Three students from the College of Engineering (CEN) at American University of Sharjah (AUS) won first place at the prestigious Gulf Programming Contest held at Khalifa University/Abu Dhabi, March 13-14. This is the fifth time in a row an AUS team has won such an event.
The aim of the contest was to test students in computing-related majors to demonstrate their skills in programming and problem solving, network with students from other institutions and to prepare student teams for participating in global and regional programming events. This year, the contest was attended by 46 teams from 15 universities across the UAE and Gulf region. The contest lasted five hours, during which students attempted to solve nine programming problems.
The winning AUS team comprised Omar Al Muhairi, a senior student from the UAE who is double majoring in computer and mechanical engineering; Abdul Rahim Haddad , a senior student from Lebanon who is majoring in computer science; and Mohamed Amer, a senior student from Egypt majoring in computer engineering. The team was taught and guided by their coaches, Dr. Ghassan Qadah and Dr. Gerassimos Barlas, faculty members in the Department of Computer Science and Engineering.
"We feel very proud of these students for their dedication and hard work. We feel that they're on par with students of other colleges around the world. AUS has made it again!" said Dr. Qadah. He also talked about his experience as a coach and his participation in the contest. "I have been coaching students since I joined AUS 12 years ago. The contest is important locally, regionally and globally. Over the last six years, we have won many of the local and regional programming contests," he added.
Al Muhairi talked about the importance of the award, mentioning how previous AUS winners of the competition were accepted in the master's and PhD programs of prestigious universities including Stanford University and University of Calgary. Some other winners got job offers from some of the best employers in the world, including Microsoft and Facebook. "Teamwork was the key. The number-one point for students who want to win would be to practice and build teamwork skills," he said, giving advice to students who wish to follow his team's success.

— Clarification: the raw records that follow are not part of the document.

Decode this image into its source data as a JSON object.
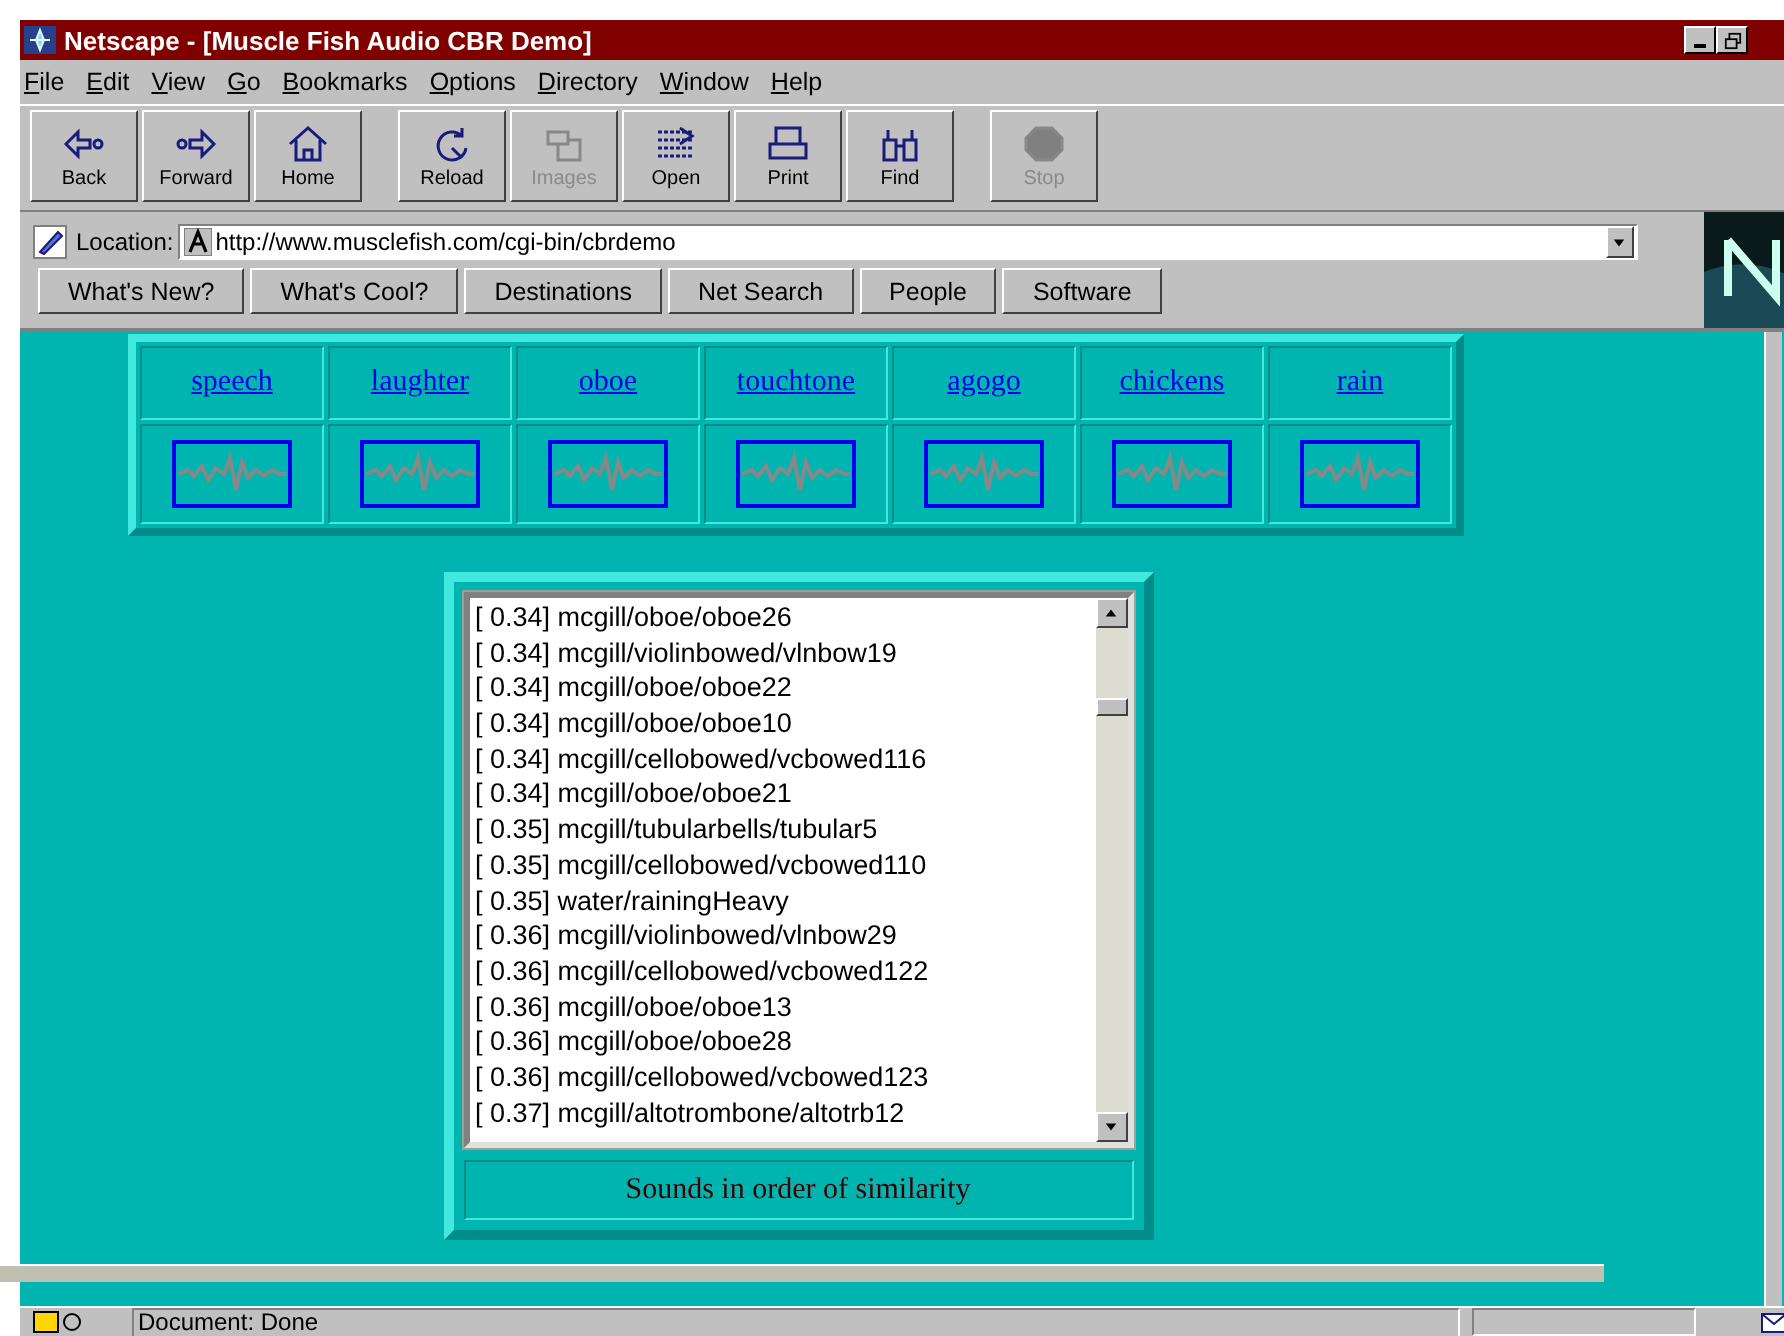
{
  "window": {
    "title": "Netscape - [Muscle Fish Audio CBR Demo]"
  },
  "menu": [
    "File",
    "Edit",
    "View",
    "Go",
    "Bookmarks",
    "Options",
    "Directory",
    "Window",
    "Help"
  ],
  "toolbar": [
    {
      "label": "Back",
      "disabled": false
    },
    {
      "label": "Forward",
      "disabled": false
    },
    {
      "label": "Home",
      "disabled": false
    },
    {
      "label": "Reload",
      "disabled": false
    },
    {
      "label": "Images",
      "disabled": true
    },
    {
      "label": "Open",
      "disabled": false
    },
    {
      "label": "Print",
      "disabled": false
    },
    {
      "label": "Find",
      "disabled": false
    },
    {
      "label": "Stop",
      "disabled": true
    }
  ],
  "location": {
    "label": "Location:",
    "url": "http://www.musclefish.com/cgi-bin/cbrdemo"
  },
  "directory_buttons": [
    "What's New?",
    "What's Cool?",
    "Destinations",
    "Net Search",
    "People",
    "Software"
  ],
  "sounds": [
    "speech",
    "laughter",
    "oboe",
    "touchtone",
    "agogo",
    "chickens",
    "rain"
  ],
  "results": [
    "[ 0.34] mcgill/oboe/oboe26",
    "[ 0.34] mcgill/violinbowed/vlnbow19",
    "[ 0.34] mcgill/oboe/oboe22",
    "[ 0.34] mcgill/oboe/oboe10",
    "[ 0.34] mcgill/cellobowed/vcbowed116",
    "[ 0.34] mcgill/oboe/oboe21",
    "[ 0.35] mcgill/tubularbells/tubular5",
    "[ 0.35] mcgill/cellobowed/vcbowed110",
    "[ 0.35] water/rainingHeavy",
    "[ 0.36] mcgill/violinbowed/vlnbow29",
    "[ 0.36] mcgill/cellobowed/vcbowed122",
    "[ 0.36] mcgill/oboe/oboe13",
    "[ 0.36] mcgill/oboe/oboe28",
    "[ 0.36] mcgill/cellobowed/vcbowed123",
    "[ 0.37] mcgill/altotrombone/altotrb12"
  ],
  "results_caption": "Sounds in order of similarity",
  "status_bar": {
    "text": "Document: Done"
  }
}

"University can't always show us application behind our studies. The contest and the application required relates our methodical theories to our real-world skills," said Al Muhairi. All three students have ideas of what they want to do when they graduate, with Al Muhairi wishing pursue his PhD at MIT. Haddad and Amer, however, have slightly different plans. "We would like to go and work for Google. It's very challenging to get a job there, but at least by winning this competition, we might have a good chance," they said.